- [Activity]: Every line that contains the word "priority" should be copied from the records below.

Web page and app entries:

=== Section Start ===

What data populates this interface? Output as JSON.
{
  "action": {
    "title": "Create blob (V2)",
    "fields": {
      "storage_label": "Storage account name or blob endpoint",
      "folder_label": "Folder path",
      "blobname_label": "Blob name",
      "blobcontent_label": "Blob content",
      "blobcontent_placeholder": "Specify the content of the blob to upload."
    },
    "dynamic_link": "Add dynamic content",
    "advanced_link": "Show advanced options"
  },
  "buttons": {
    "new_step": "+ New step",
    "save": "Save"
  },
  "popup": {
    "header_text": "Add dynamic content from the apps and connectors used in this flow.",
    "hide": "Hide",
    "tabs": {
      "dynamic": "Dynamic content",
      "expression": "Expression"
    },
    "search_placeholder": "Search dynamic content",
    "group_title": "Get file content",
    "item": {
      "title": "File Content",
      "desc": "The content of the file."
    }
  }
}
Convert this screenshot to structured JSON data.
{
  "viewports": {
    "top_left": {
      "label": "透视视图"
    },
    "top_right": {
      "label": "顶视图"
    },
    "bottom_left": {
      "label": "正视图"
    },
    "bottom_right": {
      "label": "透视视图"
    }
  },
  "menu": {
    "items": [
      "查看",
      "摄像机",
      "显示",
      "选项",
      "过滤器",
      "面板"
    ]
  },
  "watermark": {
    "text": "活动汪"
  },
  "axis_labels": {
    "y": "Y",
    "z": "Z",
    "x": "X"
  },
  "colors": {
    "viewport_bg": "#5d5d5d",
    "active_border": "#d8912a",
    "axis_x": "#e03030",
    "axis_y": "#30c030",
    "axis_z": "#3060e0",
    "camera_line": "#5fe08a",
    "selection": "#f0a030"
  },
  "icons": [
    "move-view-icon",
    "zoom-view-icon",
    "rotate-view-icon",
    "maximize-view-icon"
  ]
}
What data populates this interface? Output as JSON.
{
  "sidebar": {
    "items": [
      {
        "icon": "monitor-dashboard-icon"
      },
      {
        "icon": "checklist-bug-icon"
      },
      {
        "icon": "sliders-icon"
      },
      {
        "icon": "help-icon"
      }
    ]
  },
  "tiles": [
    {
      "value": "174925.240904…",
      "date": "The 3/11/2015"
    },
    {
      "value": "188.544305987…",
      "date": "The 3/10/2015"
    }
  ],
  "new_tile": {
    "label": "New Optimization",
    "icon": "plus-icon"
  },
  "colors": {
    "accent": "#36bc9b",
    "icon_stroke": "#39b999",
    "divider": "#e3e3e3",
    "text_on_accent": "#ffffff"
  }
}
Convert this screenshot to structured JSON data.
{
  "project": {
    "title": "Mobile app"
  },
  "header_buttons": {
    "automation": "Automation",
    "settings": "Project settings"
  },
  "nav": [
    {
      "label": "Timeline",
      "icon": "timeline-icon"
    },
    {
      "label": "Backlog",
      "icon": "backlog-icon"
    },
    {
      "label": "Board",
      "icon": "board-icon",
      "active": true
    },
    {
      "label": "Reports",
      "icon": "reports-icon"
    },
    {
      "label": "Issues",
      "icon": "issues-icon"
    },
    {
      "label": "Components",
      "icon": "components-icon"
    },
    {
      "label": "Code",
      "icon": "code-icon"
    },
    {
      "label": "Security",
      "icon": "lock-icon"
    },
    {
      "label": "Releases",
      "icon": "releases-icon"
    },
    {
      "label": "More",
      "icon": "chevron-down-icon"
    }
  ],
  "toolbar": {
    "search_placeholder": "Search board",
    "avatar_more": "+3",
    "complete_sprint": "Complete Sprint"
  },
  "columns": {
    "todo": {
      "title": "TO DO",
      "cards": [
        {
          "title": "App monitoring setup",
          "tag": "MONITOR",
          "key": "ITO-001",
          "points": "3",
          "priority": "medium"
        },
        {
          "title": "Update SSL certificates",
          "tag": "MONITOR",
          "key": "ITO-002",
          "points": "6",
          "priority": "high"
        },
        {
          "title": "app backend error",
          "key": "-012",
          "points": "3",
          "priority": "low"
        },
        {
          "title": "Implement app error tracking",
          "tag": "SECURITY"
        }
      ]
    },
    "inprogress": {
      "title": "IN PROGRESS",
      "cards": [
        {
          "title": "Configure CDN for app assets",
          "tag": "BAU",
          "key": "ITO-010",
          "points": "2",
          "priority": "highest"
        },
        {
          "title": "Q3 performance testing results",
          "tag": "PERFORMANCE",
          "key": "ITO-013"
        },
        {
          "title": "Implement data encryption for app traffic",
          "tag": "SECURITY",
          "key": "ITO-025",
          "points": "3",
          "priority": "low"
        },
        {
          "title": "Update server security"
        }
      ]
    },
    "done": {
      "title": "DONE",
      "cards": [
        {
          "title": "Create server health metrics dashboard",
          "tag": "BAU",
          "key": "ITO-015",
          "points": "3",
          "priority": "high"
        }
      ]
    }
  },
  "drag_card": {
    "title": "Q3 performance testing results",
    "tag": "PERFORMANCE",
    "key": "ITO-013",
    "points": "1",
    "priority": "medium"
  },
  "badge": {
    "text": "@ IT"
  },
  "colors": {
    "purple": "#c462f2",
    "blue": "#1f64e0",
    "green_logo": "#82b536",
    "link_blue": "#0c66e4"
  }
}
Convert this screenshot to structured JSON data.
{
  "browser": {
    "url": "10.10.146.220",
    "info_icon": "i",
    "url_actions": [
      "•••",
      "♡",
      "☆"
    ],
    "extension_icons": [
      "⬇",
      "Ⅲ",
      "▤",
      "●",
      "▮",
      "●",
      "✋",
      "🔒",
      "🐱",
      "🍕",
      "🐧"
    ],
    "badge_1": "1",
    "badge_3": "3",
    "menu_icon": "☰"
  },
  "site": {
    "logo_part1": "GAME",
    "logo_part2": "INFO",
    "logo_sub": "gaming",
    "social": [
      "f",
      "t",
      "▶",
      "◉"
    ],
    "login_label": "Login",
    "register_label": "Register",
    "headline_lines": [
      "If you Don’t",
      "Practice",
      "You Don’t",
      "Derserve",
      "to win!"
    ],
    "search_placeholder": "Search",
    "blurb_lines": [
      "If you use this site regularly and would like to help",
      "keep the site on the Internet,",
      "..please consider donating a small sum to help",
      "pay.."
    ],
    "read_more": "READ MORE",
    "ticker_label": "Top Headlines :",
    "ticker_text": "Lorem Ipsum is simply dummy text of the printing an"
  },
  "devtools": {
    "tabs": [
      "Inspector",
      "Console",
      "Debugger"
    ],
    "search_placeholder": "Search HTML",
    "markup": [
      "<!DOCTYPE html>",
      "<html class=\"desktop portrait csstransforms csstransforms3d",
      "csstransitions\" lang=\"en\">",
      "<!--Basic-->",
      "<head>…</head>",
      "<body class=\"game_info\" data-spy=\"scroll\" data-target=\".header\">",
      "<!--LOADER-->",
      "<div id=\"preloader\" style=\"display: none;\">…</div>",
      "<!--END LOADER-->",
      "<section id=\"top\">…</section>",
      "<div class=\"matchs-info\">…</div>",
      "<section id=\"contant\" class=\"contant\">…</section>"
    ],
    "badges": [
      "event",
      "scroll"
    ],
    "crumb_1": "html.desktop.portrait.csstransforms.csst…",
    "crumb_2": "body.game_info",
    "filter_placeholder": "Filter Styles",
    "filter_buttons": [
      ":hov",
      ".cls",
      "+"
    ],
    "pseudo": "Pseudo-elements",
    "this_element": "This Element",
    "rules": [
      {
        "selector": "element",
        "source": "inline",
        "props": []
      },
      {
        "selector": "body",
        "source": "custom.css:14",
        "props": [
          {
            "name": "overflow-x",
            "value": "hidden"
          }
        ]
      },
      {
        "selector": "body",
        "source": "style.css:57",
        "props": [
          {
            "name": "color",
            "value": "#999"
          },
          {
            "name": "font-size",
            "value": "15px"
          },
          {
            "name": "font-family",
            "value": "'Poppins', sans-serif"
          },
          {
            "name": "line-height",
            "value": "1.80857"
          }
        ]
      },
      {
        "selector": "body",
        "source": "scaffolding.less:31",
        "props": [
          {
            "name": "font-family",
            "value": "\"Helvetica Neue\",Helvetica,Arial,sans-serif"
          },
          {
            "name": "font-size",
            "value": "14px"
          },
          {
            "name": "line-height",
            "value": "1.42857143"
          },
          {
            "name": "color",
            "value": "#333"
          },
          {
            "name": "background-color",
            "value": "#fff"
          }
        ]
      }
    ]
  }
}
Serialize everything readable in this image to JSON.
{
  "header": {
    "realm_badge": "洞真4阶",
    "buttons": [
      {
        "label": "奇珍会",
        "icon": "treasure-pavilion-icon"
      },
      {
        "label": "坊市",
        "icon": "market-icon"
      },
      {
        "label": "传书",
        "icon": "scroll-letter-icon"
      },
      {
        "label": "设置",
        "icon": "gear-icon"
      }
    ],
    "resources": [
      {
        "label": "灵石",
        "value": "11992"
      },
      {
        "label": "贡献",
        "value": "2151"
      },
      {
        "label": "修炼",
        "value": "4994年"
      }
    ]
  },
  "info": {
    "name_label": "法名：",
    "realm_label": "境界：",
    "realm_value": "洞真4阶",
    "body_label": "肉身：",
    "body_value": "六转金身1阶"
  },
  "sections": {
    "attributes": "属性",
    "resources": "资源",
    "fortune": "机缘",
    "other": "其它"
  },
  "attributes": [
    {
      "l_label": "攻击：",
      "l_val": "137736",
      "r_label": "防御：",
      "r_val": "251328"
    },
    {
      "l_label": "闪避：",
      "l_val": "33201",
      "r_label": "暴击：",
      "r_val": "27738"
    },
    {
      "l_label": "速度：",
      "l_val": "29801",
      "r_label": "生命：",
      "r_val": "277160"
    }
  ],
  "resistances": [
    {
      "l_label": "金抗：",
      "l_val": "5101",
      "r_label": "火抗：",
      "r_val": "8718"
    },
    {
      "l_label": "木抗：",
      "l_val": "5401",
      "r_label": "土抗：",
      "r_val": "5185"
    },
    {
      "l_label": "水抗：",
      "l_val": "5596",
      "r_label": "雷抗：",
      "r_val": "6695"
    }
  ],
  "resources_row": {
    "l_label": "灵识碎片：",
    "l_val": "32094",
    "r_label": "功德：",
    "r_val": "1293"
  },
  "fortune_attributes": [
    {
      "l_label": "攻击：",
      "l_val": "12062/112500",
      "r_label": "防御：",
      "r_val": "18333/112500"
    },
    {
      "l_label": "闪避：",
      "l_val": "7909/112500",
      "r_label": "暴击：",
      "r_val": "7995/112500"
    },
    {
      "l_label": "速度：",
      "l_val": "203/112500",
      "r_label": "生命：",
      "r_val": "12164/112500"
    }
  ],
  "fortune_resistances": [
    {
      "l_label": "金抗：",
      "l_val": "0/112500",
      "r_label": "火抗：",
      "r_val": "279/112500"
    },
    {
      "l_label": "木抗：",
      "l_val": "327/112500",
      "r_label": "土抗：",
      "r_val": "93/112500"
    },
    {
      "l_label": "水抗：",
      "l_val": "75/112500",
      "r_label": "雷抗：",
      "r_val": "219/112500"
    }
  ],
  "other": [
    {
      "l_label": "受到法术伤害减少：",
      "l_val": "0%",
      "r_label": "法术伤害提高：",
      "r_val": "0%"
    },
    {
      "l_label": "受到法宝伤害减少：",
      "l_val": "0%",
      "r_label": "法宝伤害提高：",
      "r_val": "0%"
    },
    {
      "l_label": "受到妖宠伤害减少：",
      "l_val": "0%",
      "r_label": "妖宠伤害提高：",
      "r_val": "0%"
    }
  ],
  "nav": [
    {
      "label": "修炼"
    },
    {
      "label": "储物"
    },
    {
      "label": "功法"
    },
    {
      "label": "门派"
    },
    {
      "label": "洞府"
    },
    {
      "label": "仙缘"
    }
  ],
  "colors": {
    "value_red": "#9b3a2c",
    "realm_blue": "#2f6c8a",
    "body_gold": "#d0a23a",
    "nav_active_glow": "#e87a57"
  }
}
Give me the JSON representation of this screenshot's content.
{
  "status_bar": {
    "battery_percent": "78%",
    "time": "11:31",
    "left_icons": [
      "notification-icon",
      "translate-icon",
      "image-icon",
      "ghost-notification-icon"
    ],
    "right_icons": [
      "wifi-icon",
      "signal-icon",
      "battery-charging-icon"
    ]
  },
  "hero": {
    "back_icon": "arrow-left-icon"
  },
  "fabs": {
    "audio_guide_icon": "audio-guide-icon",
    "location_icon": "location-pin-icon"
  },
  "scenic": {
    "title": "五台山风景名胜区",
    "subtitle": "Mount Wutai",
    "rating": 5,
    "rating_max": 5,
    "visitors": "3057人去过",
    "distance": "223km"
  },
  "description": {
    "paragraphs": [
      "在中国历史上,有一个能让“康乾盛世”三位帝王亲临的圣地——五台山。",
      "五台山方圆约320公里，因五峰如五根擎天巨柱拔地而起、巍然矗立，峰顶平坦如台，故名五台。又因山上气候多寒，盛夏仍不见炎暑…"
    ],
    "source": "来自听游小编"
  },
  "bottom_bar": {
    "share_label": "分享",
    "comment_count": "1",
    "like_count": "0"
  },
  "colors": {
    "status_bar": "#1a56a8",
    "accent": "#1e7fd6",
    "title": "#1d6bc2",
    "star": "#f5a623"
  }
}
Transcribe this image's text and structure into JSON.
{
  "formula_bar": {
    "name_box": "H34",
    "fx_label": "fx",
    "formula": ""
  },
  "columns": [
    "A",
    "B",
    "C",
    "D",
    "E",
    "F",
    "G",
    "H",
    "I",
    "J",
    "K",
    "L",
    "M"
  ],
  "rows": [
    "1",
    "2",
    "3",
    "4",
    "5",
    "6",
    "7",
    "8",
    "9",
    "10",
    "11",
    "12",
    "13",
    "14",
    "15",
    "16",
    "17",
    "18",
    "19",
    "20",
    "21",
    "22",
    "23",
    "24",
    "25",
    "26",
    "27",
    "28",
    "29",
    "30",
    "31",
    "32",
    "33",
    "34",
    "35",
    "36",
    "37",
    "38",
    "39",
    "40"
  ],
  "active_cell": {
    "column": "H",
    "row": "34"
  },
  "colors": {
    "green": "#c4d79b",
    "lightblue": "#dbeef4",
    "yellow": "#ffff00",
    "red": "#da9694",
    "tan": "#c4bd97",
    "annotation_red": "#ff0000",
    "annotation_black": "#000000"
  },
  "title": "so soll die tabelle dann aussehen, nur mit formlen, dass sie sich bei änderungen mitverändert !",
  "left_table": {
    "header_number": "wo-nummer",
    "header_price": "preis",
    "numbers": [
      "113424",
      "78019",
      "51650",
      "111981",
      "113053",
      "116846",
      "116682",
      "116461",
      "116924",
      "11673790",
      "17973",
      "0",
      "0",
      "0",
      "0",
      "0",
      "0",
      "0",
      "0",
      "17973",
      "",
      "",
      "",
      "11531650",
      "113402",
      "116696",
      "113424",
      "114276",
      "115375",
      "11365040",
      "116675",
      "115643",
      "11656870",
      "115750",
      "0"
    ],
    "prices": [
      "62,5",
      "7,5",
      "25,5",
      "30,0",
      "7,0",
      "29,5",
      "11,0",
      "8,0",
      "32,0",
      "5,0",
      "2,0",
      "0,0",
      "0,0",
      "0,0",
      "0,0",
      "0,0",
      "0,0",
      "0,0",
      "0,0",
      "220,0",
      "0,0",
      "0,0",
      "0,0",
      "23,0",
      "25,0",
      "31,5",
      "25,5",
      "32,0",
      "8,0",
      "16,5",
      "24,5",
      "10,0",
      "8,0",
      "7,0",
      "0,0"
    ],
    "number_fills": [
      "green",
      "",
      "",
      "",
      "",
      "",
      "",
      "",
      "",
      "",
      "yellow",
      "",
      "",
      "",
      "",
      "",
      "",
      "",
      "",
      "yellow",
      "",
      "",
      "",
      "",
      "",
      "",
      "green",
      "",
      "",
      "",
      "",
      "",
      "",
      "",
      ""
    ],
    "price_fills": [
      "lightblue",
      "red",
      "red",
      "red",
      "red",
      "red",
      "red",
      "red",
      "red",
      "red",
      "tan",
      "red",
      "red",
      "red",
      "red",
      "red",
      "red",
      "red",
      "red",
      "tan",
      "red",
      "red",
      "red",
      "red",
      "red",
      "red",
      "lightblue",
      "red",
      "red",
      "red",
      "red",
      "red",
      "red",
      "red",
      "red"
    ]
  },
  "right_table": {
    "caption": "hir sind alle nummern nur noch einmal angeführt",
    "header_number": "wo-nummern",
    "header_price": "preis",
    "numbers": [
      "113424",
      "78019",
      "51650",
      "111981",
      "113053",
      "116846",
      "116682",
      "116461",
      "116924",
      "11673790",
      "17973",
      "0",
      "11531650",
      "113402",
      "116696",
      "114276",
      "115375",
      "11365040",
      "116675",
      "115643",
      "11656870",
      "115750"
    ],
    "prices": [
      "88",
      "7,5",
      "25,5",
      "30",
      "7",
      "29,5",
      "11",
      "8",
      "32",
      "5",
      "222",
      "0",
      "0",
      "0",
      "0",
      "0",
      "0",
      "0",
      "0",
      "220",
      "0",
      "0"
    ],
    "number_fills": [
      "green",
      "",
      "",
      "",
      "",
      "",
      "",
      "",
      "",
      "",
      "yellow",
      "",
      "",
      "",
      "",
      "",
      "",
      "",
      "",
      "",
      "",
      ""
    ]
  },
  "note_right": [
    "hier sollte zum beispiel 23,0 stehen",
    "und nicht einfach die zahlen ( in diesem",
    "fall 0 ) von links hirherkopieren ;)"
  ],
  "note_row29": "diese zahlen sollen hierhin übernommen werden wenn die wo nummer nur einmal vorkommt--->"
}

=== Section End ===

- [Task result]:
          "priority": "medium"
          "priority": "high"
          "priority": "low"
          "priority": "highest"
          "priority": "low"
          "priority": "high"
    "priority": "medium"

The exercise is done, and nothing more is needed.